- [TO DO] Which lines of the listing hold the string "View"? Show each of them.

- [EXERCISE INPUTS]
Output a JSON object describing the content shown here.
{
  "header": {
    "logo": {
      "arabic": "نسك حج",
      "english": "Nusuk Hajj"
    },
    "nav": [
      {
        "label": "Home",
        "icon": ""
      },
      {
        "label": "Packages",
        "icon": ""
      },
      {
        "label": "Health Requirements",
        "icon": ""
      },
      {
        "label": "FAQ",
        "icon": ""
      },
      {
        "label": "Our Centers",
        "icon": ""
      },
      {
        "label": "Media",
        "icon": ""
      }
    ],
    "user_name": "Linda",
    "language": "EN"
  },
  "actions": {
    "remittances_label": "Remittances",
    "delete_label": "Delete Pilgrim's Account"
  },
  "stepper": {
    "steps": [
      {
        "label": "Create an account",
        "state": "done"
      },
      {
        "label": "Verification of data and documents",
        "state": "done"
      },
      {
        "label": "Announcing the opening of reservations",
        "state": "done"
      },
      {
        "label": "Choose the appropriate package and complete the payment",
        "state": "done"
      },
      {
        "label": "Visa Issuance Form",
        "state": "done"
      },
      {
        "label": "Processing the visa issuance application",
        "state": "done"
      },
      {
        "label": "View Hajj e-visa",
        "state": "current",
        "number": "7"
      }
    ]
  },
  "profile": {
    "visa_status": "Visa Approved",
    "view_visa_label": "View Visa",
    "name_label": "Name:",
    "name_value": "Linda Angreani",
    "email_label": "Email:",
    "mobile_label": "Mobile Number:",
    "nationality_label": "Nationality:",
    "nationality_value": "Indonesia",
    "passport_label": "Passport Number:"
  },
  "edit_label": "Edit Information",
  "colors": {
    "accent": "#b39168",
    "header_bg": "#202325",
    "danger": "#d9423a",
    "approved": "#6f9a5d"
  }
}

- [ANSWER SECTION]
        "label": "View Hajj e-visa",
    "view_visa_label": "View Visa",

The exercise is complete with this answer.